Element data from apps and pages:
::::

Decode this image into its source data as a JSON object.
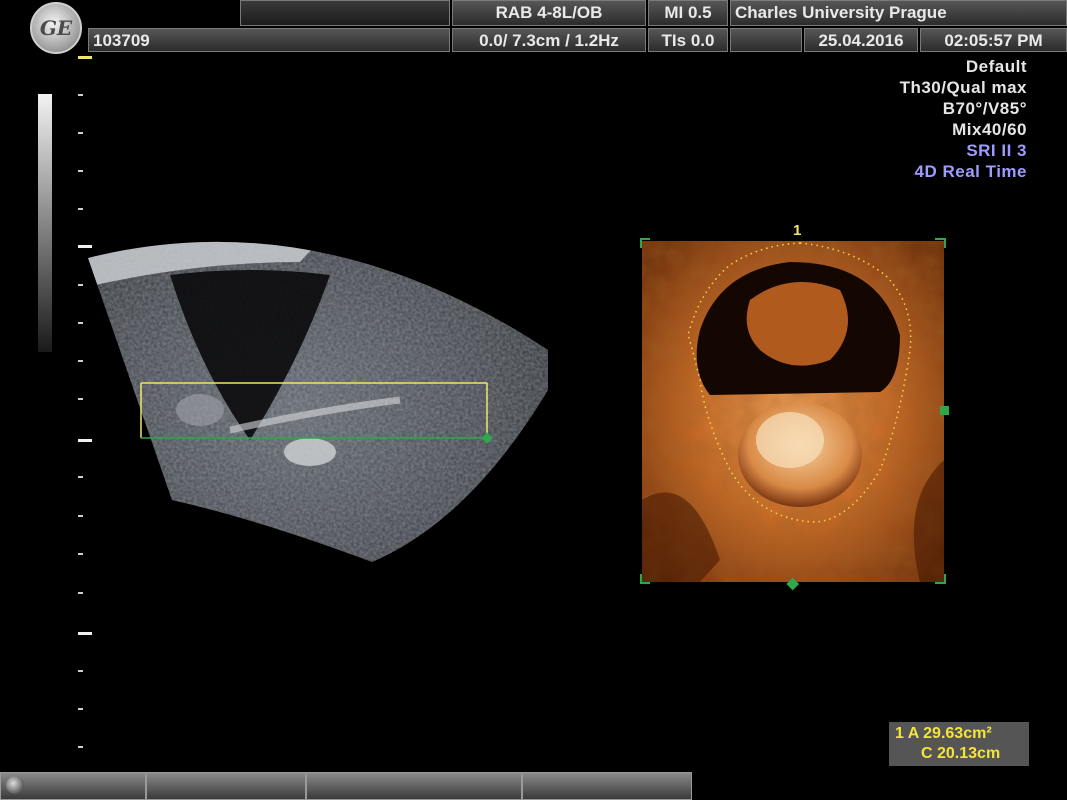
{
  "header": {
    "probe": "RAB 4-8L/OB",
    "mi": "MI  0.5",
    "institution": "Charles University Prague",
    "patient_id": "103709",
    "depth_freq": "0.0/ 7.3cm / 1.2Hz",
    "tis": "TIs  0.0",
    "date": "25.04.2016",
    "time": "02:05:57 PM"
  },
  "params": [
    "Default",
    "Th30/Qual max",
    "B70°/V85°",
    "Mix40/60",
    "SRI II 3",
    "4D Real Time"
  ],
  "render_label": "1",
  "measurement": {
    "area": "1   A 29.63cm²",
    "circumference": "C  20.13cm"
  },
  "colors": {
    "header_text": "#e9e9e9",
    "param_blue": "#9d9dff",
    "roi_green": "#2ea84a",
    "roi_yellow": "#f2e46a",
    "measure_yellow": "#f4e43a",
    "render_orange": "#d9772d"
  },
  "icons": [
    "ge-logo-icon",
    "trackball-knob-icon"
  ]
}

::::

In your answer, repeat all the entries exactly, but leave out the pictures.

Decode this image into its source data as a JSON object.
{
  "header": {
    "probe": "RAB 4-8L/OB",
    "mi": "MI  0.5",
    "institution": "Charles University Prague",
    "patient_id": "103709",
    "depth_freq": "0.0/ 7.3cm / 1.2Hz",
    "tis": "TIs  0.0",
    "date": "25.04.2016",
    "time": "02:05:57 PM"
  },
  "params": [
    "Default",
    "Th30/Qual max",
    "B70°/V85°",
    "Mix40/60",
    "SRI II 3",
    "4D Real Time"
  ],
  "render_label": "1",
  "measurement": {
    "area": "1   A 29.63cm²",
    "circumference": "C  20.13cm"
  },
  "colors": {
    "header_text": "#e9e9e9",
    "param_blue": "#9d9dff",
    "roi_green": "#2ea84a",
    "roi_yellow": "#f2e46a",
    "measure_yellow": "#f4e43a",
    "render_orange": "#d9772d"
  },
  "icons": [
    "ge-logo-icon",
    "trackball-knob-icon"
  ]
}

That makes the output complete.